◆ **What you have to do**:
Could you repeat the records below exactly as written?

◆ **Records shown**:

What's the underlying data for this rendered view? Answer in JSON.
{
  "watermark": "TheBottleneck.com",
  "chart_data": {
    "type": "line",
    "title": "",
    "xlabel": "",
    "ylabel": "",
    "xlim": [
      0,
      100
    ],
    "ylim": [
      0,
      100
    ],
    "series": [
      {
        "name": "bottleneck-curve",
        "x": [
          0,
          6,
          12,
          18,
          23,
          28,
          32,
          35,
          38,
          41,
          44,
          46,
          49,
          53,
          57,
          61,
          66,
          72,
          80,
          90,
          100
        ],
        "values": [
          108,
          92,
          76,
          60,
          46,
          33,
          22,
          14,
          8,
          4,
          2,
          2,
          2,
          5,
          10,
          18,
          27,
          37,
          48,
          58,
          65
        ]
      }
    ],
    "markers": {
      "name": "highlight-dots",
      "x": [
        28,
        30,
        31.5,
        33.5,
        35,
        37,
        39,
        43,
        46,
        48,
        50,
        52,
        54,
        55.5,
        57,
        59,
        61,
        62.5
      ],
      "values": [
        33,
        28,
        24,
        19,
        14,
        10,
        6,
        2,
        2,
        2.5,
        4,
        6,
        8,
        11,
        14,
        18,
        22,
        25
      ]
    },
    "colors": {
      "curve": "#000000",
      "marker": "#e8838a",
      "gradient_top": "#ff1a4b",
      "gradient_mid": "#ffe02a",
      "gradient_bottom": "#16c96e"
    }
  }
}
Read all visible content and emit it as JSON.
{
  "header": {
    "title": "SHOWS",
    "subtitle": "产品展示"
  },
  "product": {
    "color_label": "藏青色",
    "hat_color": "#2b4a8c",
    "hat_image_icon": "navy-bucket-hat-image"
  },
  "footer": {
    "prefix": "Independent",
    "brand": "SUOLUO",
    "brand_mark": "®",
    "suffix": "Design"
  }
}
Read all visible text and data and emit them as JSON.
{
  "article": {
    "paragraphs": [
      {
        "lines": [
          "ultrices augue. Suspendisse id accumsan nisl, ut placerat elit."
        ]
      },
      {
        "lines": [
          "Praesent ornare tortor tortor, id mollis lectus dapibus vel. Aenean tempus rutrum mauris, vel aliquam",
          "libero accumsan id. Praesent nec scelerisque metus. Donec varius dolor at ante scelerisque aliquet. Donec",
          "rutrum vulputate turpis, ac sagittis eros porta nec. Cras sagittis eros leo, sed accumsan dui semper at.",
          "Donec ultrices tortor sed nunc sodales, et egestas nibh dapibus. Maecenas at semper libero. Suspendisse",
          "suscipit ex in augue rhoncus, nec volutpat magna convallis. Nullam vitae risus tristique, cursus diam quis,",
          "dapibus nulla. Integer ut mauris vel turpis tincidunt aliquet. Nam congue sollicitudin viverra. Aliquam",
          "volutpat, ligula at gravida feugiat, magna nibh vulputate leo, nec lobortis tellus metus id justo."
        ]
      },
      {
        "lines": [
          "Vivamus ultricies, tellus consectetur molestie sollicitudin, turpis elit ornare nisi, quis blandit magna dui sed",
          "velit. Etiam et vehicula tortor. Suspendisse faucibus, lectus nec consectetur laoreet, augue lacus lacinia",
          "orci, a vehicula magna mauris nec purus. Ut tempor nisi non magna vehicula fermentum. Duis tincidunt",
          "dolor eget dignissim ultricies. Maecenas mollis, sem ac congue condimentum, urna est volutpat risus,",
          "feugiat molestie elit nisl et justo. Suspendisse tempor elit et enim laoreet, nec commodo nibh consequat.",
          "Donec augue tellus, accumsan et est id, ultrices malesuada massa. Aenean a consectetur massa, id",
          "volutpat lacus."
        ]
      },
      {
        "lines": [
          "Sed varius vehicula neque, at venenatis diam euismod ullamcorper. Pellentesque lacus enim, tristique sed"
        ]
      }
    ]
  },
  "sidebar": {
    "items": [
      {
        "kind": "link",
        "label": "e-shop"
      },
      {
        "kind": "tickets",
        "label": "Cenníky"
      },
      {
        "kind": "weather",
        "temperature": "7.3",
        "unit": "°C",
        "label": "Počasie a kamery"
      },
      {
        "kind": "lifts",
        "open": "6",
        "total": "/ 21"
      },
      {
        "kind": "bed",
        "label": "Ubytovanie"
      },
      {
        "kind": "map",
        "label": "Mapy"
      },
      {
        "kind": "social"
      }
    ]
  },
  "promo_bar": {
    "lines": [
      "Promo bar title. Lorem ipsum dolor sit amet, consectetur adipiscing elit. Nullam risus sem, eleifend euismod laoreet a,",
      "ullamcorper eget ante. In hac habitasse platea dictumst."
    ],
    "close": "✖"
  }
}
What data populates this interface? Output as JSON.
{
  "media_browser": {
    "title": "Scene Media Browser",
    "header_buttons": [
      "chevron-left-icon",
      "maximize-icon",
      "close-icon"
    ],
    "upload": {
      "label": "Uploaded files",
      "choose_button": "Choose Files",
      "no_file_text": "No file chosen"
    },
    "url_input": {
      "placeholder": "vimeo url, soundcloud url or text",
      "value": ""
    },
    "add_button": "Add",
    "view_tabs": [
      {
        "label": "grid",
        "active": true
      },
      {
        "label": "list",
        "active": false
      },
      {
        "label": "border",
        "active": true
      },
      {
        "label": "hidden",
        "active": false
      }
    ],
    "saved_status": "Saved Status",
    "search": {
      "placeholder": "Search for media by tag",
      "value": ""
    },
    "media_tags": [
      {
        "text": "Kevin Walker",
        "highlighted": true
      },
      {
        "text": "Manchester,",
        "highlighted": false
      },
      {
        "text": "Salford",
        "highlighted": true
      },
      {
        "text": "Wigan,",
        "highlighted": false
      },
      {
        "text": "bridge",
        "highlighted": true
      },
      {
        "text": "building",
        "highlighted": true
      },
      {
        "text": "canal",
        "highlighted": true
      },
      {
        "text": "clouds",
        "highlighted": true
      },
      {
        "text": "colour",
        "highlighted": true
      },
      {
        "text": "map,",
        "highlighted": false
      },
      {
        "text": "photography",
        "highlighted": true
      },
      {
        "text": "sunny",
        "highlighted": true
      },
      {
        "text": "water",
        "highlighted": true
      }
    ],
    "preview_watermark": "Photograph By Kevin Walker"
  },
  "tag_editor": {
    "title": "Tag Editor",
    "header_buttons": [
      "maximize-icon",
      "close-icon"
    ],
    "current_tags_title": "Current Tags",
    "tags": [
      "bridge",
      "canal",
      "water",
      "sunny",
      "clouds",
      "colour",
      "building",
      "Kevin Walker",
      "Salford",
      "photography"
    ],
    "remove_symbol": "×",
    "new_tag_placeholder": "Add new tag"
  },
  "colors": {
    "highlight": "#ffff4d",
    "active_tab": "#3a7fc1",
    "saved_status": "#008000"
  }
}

◆ **Answer to this exercise**:
What's the underlying data for this rendered view? Answer in JSON.
{
  "watermark": "TheBottleneck.com",
  "chart_data": {
    "type": "line",
    "title": "",
    "xlabel": "",
    "ylabel": "",
    "xlim": [
      0,
      100
    ],
    "ylim": [
      0,
      100
    ],
    "series": [
      {
        "name": "bottleneck-curve",
        "x": [
          0,
          6,
          12,
          18,
          23,
          28,
          32,
          35,
          38,
          41,
          44,
          46,
          49,
          53,
          57,
          61,
          66,
          72,
          80,
          90,
          100
        ],
        "values": [
          108,
          92,
          76,
          60,
          46,
          33,
          22,
          14,
          8,
          4,
          2,
          2,
          2,
          5,
          10,
          18,
          27,
          37,
          48,
          58,
          65
        ]
      }
    ],
    "markers": {
      "name": "highlight-dots",
      "x": [
        28,
        30,
        31.5,
        33.5,
        35,
        37,
        39,
        43,
        46,
        48,
        50,
        52,
        54,
        55.5,
        57,
        59,
        61,
        62.5
      ],
      "values": [
        33,
        28,
        24,
        19,
        14,
        10,
        6,
        2,
        2,
        2.5,
        4,
        6,
        8,
        11,
        14,
        18,
        22,
        25
      ]
    },
    "colors": {
      "curve": "#000000",
      "marker": "#e8838a",
      "gradient_top": "#ff1a4b",
      "gradient_mid": "#ffe02a",
      "gradient_bottom": "#16c96e"
    }
  }
}
Read all visible content and emit it as JSON.
{
  "header": {
    "title": "SHOWS",
    "subtitle": "产品展示"
  },
  "product": {
    "color_label": "藏青色",
    "hat_color": "#2b4a8c",
    "hat_image_icon": "navy-bucket-hat-image"
  },
  "footer": {
    "prefix": "Independent",
    "brand": "SUOLUO",
    "brand_mark": "®",
    "suffix": "Design"
  }
}
Read all visible text and data and emit them as JSON.
{
  "article": {
    "paragraphs": [
      {
        "lines": [
          "ultrices augue. Suspendisse id accumsan nisl, ut placerat elit."
        ]
      },
      {
        "lines": [
          "Praesent ornare tortor tortor, id mollis lectus dapibus vel. Aenean tempus rutrum mauris, vel aliquam",
          "libero accumsan id. Praesent nec scelerisque metus. Donec varius dolor at ante scelerisque aliquet. Donec",
          "rutrum vulputate turpis, ac sagittis eros porta nec. Cras sagittis eros leo, sed accumsan dui semper at.",
          "Donec ultrices tortor sed nunc sodales, et egestas nibh dapibus. Maecenas at semper libero. Suspendisse",
          "suscipit ex in augue rhoncus, nec volutpat magna convallis. Nullam vitae risus tristique, cursus diam quis,",
          "dapibus nulla. Integer ut mauris vel turpis tincidunt aliquet. Nam congue sollicitudin viverra. Aliquam",
          "volutpat, ligula at gravida feugiat, magna nibh vulputate leo, nec lobortis tellus metus id justo."
        ]
      },
      {
        "lines": [
          "Vivamus ultricies, tellus consectetur molestie sollicitudin, turpis elit ornare nisi, quis blandit magna dui sed",
          "velit. Etiam et vehicula tortor. Suspendisse faucibus, lectus nec consectetur laoreet, augue lacus lacinia",
          "orci, a vehicula magna mauris nec purus. Ut tempor nisi non magna vehicula fermentum. Duis tincidunt",
          "dolor eget dignissim ultricies. Maecenas mollis, sem ac congue condimentum, urna est volutpat risus,",
          "feugiat molestie elit nisl et justo. Suspendisse tempor elit et enim laoreet, nec commodo nibh consequat.",
          "Donec augue tellus, accumsan et est id, ultrices malesuada massa. Aenean a consectetur massa, id",
          "volutpat lacus."
        ]
      },
      {
        "lines": [
          "Sed varius vehicula neque, at venenatis diam euismod ullamcorper. Pellentesque lacus enim, tristique sed"
        ]
      }
    ]
  },
  "sidebar": {
    "items": [
      {
        "kind": "link",
        "label": "e-shop"
      },
      {
        "kind": "tickets",
        "label": "Cenníky"
      },
      {
        "kind": "weather",
        "temperature": "7.3",
        "unit": "°C",
        "label": "Počasie a kamery"
      },
      {
        "kind": "lifts",
        "open": "6",
        "total": "/ 21"
      },
      {
        "kind": "bed",
        "label": "Ubytovanie"
      },
      {
        "kind": "map",
        "label": "Mapy"
      },
      {
        "kind": "social"
      }
    ]
  },
  "promo_bar": {
    "lines": [
      "Promo bar title. Lorem ipsum dolor sit amet, consectetur adipiscing elit. Nullam risus sem, eleifend euismod laoreet a,",
      "ullamcorper eget ante. In hac habitasse platea dictumst."
    ],
    "close": "✖"
  }
}
What data populates this interface? Output as JSON.
{
  "media_browser": {
    "title": "Scene Media Browser",
    "header_buttons": [
      "chevron-left-icon",
      "maximize-icon",
      "close-icon"
    ],
    "upload": {
      "label": "Uploaded files",
      "choose_button": "Choose Files",
      "no_file_text": "No file chosen"
    },
    "url_input": {
      "placeholder": "vimeo url, soundcloud url or text",
      "value": ""
    },
    "add_button": "Add",
    "view_tabs": [
      {
        "label": "grid",
        "active": true
      },
      {
        "label": "list",
        "active": false
      },
      {
        "label": "border",
        "active": true
      },
      {
        "label": "hidden",
        "active": false
      }
    ],
    "saved_status": "Saved Status",
    "search": {
      "placeholder": "Search for media by tag",
      "value": ""
    },
    "media_tags": [
      {
        "text": "Kevin Walker",
        "highlighted": true
      },
      {
        "text": "Manchester,",
        "highlighted": false
      },
      {
        "text": "Salford",
        "highlighted": true
      },
      {
        "text": "Wigan,",
        "highlighted": false
      },
      {
        "text": "bridge",
        "highlighted": true
      },
      {
        "text": "building",
        "highlighted": true
      },
      {
        "text": "canal",
        "highlighted": true
      },
      {
        "text": "clouds",
        "highlighted": true
      },
      {
        "text": "colour",
        "highlighted": true
      },
      {
        "text": "map,",
        "highlighted": false
      },
      {
        "text": "photography",
        "highlighted": true
      },
      {
        "text": "sunny",
        "highlighted": true
      },
      {
        "text": "water",
        "highlighted": true
      }
    ],
    "preview_watermark": "Photograph By Kevin Walker"
  },
  "tag_editor": {
    "title": "Tag Editor",
    "header_buttons": [
      "maximize-icon",
      "close-icon"
    ],
    "current_tags_title": "Current Tags",
    "tags": [
      "bridge",
      "canal",
      "water",
      "sunny",
      "clouds",
      "colour",
      "building",
      "Kevin Walker",
      "Salford",
      "photography"
    ],
    "remove_symbol": "×",
    "new_tag_placeholder": "Add new tag"
  },
  "colors": {
    "highlight": "#ffff4d",
    "active_tab": "#3a7fc1",
    "saved_status": "#008000"
  }
}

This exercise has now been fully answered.